A robot was put down the tunnel and promptly broke down when water dripped from the mine roof and, with the hours ticking by, a search began for another. Safety was paramount.
But not all feel that way. Neville Rockhouse has borne more suffering this week than any man should have to. The mine's safety and training manager, he had two sons - both of whom he had found work for at Pike River - down the mine on Friday.
Daniel, 24, was one of only two men to survive the first blast. After that miraculous escape came the news that night that Neville's father had died from a heart attack. Then yesterday, even more grieving: Ben, 21, was never coming home.
Rockhouse was the first man to reach Whittall after the news was announced. ''He gave me a big hug and said, 'We did everything we could,' '' the mine manager revealed.
Some will still cling to hope and perhaps recalculate the chances of an even bigger miracle of survival. Whittall refused to rule it out even as the focus switched to recovering the bodies.
''My team are going to have to start assessing tonight, what next?'' he said.
''What do we do with the mine? Regardless of what's happened, if the men are no longer alive, which is most likely, I still want them back and the families want them back and we'll be doing everything we can to make that happen.''

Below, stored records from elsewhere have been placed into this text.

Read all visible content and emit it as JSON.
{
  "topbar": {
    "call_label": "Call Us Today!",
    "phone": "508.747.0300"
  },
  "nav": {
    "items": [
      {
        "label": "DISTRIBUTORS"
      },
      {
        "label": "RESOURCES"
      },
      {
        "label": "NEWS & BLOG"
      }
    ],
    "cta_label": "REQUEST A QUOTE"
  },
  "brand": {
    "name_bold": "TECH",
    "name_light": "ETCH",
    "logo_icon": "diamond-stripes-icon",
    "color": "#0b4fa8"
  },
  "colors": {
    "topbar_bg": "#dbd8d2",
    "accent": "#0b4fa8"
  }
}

But another explosion remains a distinct possibility. The mine is still not safe, methane is being released and fire continues. The combustive possibilities remain.
David Bell, a University of Canterbury expert in engineering and mining geology said the methane levels had made a second explosion ''almost inevitable''. Fire and methane remain in the closed confines of the mine and even retrieving the bodies could take weeks or months.
Hope died swiftly, but the grieving will go on a long time.
''They'd all held out hope that is was their son or their husband or their brother that would be the lucky one. They've all held that hope out, but I'd have to say they are all feeling that hope is now gone.'' Whittall said.
''They've got a terrible, terrible thing to deal with now.''